The Newport Board of Education voted to support the city's industrial revenue bond (IRB) issuance for a roughly $30 million hotel and mixed-use development slated for the parking lot adjacent to the World Peace Bell. 

That project was announced in May by World Peace Bell Hospitality, the firm behind Newport's Hampton Inn.

The new development will encompass the parking lot at Fourth and Monmouth streets, and will remove the building attached to the World Peace Bell, which currently houses Southbank Partners.

In order to get the buy-in from the school board, the city and developers offered incentives such as dropping the cost of the school district's school resource officer by $8,000, and giving the district a credit at the hotel.

With the IRB issuance, the school district will receive $50,000 for ten years in lieu of traditional property taxes, and $75,000 for the next ten years of the 30-year bond.

Newport Schools Chief Financial Officer Tete Turner explained that the deal will cost the district some state funds. 

Turner said he looked at all aspects of the agreement and declared that the development will bring jobs and revenue to the city, and offer opportunities to students in the future for employment.

The Campbell County Fiscal Court also approved the project.

In other business, the school board accepted a contract with the Transit Authority of Northern Kentucky (TANK) for three buses to transport students in grades 7 though 12.

Last year, the district contracted with TANK for two buses, but often found that three were needed.

"There is no way we could transport all of our children," said Tim Grayson, director of facilities and transport. "There is no way, unless we started using a split schedule."

With TANK buses transporting high school students, the district's own buses can be used for the younger students.

Grayson said the district could look at buying more buses, but then it would still have the problem of finding bus drivers for the buses.

"There are not enough drivers," Grayson. "It is happening in every district in Kentucky. And we need them not only for everyday driving, but also for field trips."

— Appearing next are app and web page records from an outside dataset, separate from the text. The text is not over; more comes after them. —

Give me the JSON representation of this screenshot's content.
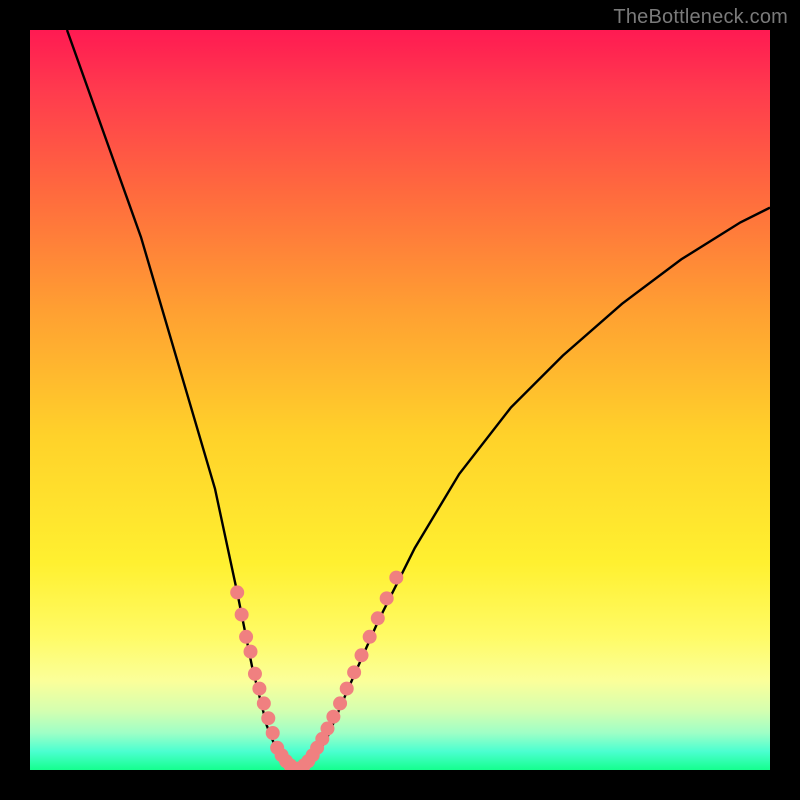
{
  "watermark": "TheBottleneck.com",
  "chart_data": {
    "type": "line",
    "title": "",
    "xlabel": "",
    "ylabel": "",
    "xlim": [
      0,
      100
    ],
    "ylim": [
      0,
      100
    ],
    "grid": false,
    "legend": false,
    "curve": [
      {
        "x": 5,
        "y": 100
      },
      {
        "x": 10,
        "y": 86
      },
      {
        "x": 15,
        "y": 72
      },
      {
        "x": 20,
        "y": 55
      },
      {
        "x": 25,
        "y": 38
      },
      {
        "x": 28,
        "y": 24
      },
      {
        "x": 30,
        "y": 14
      },
      {
        "x": 32,
        "y": 6
      },
      {
        "x": 34,
        "y": 1
      },
      {
        "x": 36,
        "y": 0
      },
      {
        "x": 38,
        "y": 1
      },
      {
        "x": 40,
        "y": 4
      },
      {
        "x": 43,
        "y": 11
      },
      {
        "x": 47,
        "y": 20
      },
      {
        "x": 52,
        "y": 30
      },
      {
        "x": 58,
        "y": 40
      },
      {
        "x": 65,
        "y": 49
      },
      {
        "x": 72,
        "y": 56
      },
      {
        "x": 80,
        "y": 63
      },
      {
        "x": 88,
        "y": 69
      },
      {
        "x": 96,
        "y": 74
      },
      {
        "x": 100,
        "y": 76
      }
    ],
    "points_left": [
      {
        "x": 28.0,
        "y": 24
      },
      {
        "x": 28.6,
        "y": 21
      },
      {
        "x": 29.2,
        "y": 18
      },
      {
        "x": 29.8,
        "y": 16
      },
      {
        "x": 30.4,
        "y": 13
      },
      {
        "x": 31.0,
        "y": 11
      },
      {
        "x": 31.6,
        "y": 9
      },
      {
        "x": 32.2,
        "y": 7
      },
      {
        "x": 32.8,
        "y": 5
      },
      {
        "x": 33.4,
        "y": 3
      },
      {
        "x": 34.0,
        "y": 2
      },
      {
        "x": 34.6,
        "y": 1.2
      },
      {
        "x": 35.2,
        "y": 0.6
      },
      {
        "x": 35.8,
        "y": 0.2
      }
    ],
    "points_right": [
      {
        "x": 36.4,
        "y": 0.2
      },
      {
        "x": 37.0,
        "y": 0.6
      },
      {
        "x": 37.6,
        "y": 1.2
      },
      {
        "x": 38.2,
        "y": 2.0
      },
      {
        "x": 38.8,
        "y": 3.0
      },
      {
        "x": 39.5,
        "y": 4.2
      },
      {
        "x": 40.2,
        "y": 5.6
      },
      {
        "x": 41.0,
        "y": 7.2
      },
      {
        "x": 41.9,
        "y": 9.0
      },
      {
        "x": 42.8,
        "y": 11.0
      },
      {
        "x": 43.8,
        "y": 13.2
      },
      {
        "x": 44.8,
        "y": 15.5
      },
      {
        "x": 45.9,
        "y": 18.0
      },
      {
        "x": 47.0,
        "y": 20.5
      },
      {
        "x": 48.2,
        "y": 23.2
      },
      {
        "x": 49.5,
        "y": 26.0
      }
    ],
    "colors": {
      "curve": "#000000",
      "points": "#f08080"
    },
    "point_radius": 7
  }
}
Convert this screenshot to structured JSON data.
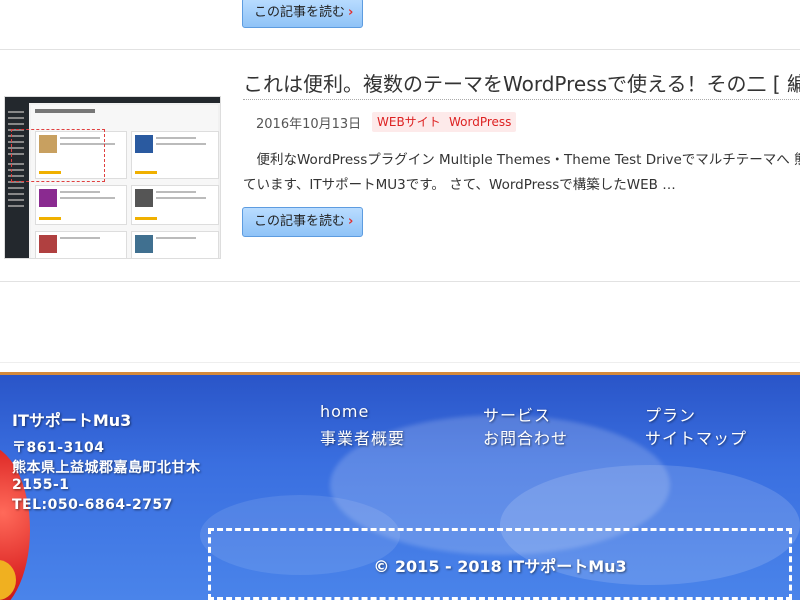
{
  "posts": [
    {
      "read_more_label": "この記事を読む"
    },
    {
      "title": "これは便利。複数のテーマをWordPressで使える！その二 [ 編集",
      "date": "2016年10月13日",
      "tags": [
        "WEBサイト",
        "WordPress"
      ],
      "excerpt_lines": [
        "　便利なWordPressプラグイン Multiple Themes・Theme Test Driveでマルチテーマへ 熊",
        "ています、ITサポートMU3です。 さて、WordPressで構築したWEB …"
      ],
      "read_more_label": "この記事を読む"
    }
  ],
  "read_more_arrow": "›",
  "footer": {
    "company": "ITサポートMu3",
    "address_lines": [
      "〒861-3104",
      "熊本県上益城郡嘉島町北甘木",
      "2155-1",
      "TEL:050-6864-2757"
    ],
    "nav": [
      "home",
      "サービス",
      "プラン",
      "事業者概要",
      "お問合わせ",
      "サイトマップ"
    ],
    "copyright": "© 2015 - 2018  ITサポートMu3"
  },
  "colors": {
    "tag_text": "#dd2222",
    "button_bg": "#9fcdfa",
    "footer_border": "#d58a3a",
    "footer_bg": "#3a6fe0"
  }
}
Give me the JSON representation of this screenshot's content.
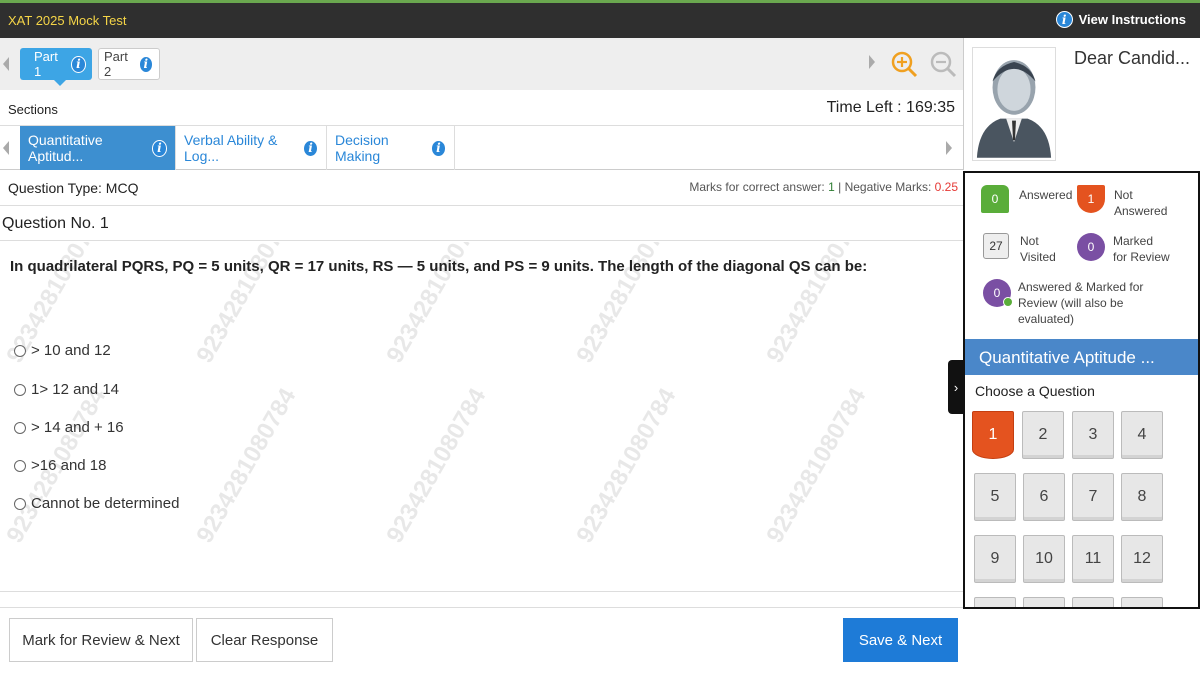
{
  "header": {
    "title": "XAT 2025 Mock Test",
    "instructions": "View Instructions"
  },
  "parts": [
    {
      "label": "Part 1"
    },
    {
      "label": "Part 2"
    }
  ],
  "sections_label": "Sections",
  "time_left": "Time Left : 169:35",
  "section_tabs": [
    {
      "label": "Quantitative Aptitud..."
    },
    {
      "label": "Verbal Ability & Log..."
    },
    {
      "label": "Decision Making"
    }
  ],
  "question_type": "Question Type: MCQ",
  "marks": {
    "correct_label": "Marks for correct answer:",
    "correct": "1",
    "sep": "|",
    "negative_label": "Negative Marks:",
    "negative": "0.25"
  },
  "question_no": "Question No. 1",
  "question_text": "In quadrilateral PQRS, PQ = 5 units, QR = 17 units, RS — 5 units, and PS = 9 units. The length of the diagonal QS can be:",
  "options": [
    "> 10 and 12",
    "1> 12 and 14",
    "> 14 and + 16",
    ">16 and 18",
    "Cannot be determined"
  ],
  "watermark": "9234281080784",
  "buttons": {
    "mark_review": "Mark for Review & Next",
    "clear": "Clear Response",
    "save_next": "Save & Next"
  },
  "profile": {
    "greeting": "Dear Candid..."
  },
  "legend": {
    "answered": {
      "count": "0",
      "label": "Answered",
      "color": "#5aad3a"
    },
    "not_answered": {
      "count": "1",
      "label_1": "Not",
      "label_2": "Answered",
      "color": "#e4531f"
    },
    "not_visited": {
      "count": "27",
      "label_1": "Not",
      "label_2": "Visited"
    },
    "marked": {
      "count": "0",
      "label_1": "Marked",
      "label_2": "for Review",
      "color": "#7a4fa3"
    },
    "answered_marked": {
      "count": "0",
      "label_1": "Answered & Marked for",
      "label_2": "Review (will also be",
      "label_3": "evaluated)"
    }
  },
  "palette": {
    "section": "Quantitative Aptitude ...",
    "choose": "Choose a Question",
    "questions": [
      "1",
      "2",
      "3",
      "4",
      "5",
      "6",
      "7",
      "8",
      "9",
      "10",
      "11",
      "12"
    ]
  }
}
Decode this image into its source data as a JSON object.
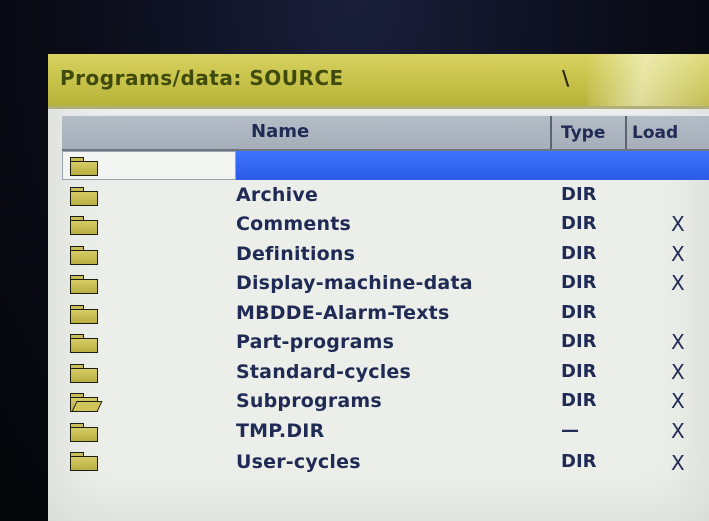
{
  "window": {
    "title": "Programs/data: SOURCE",
    "path": "\\"
  },
  "columns": {
    "name": "Name",
    "type": "Type",
    "load": "Load"
  },
  "rows": [
    {
      "name": "",
      "type": "",
      "load": "",
      "icon": "folder-up-icon",
      "selected": true
    },
    {
      "name": "Archive",
      "type": "DIR",
      "load": "",
      "icon": "folder-icon"
    },
    {
      "name": "Comments",
      "type": "DIR",
      "load": "X",
      "icon": "folder-icon"
    },
    {
      "name": "Definitions",
      "type": "DIR",
      "load": "X",
      "icon": "folder-icon"
    },
    {
      "name": "Display-machine-data",
      "type": "DIR",
      "load": "X",
      "icon": "folder-icon"
    },
    {
      "name": "MBDDE-Alarm-Texts",
      "type": "DIR",
      "load": "",
      "icon": "folder-icon"
    },
    {
      "name": "Part-programs",
      "type": "DIR",
      "load": "X",
      "icon": "folder-icon"
    },
    {
      "name": "Standard-cycles",
      "type": "DIR",
      "load": "X",
      "icon": "folder-icon"
    },
    {
      "name": "Subprograms",
      "type": "DIR",
      "load": "X",
      "icon": "folder-open-icon"
    },
    {
      "name": "TMP.DIR",
      "type": "—",
      "load": "X",
      "icon": "folder-icon"
    },
    {
      "name": "User-cycles",
      "type": "DIR",
      "load": "X",
      "icon": "folder-icon"
    }
  ],
  "colors": {
    "title_bar": "#c9c44c",
    "selection": "#2a5ce6",
    "text": "#1f2a55",
    "header": "#a5aeb9"
  }
}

Turner said it makes more fiscal sense for the district to use its own buses, but not for this year, because of the delays involved in ordering new buses.

The cost of the contract with TABK is $71,000.

Written by Patricia A. Scheyer, RCN contributor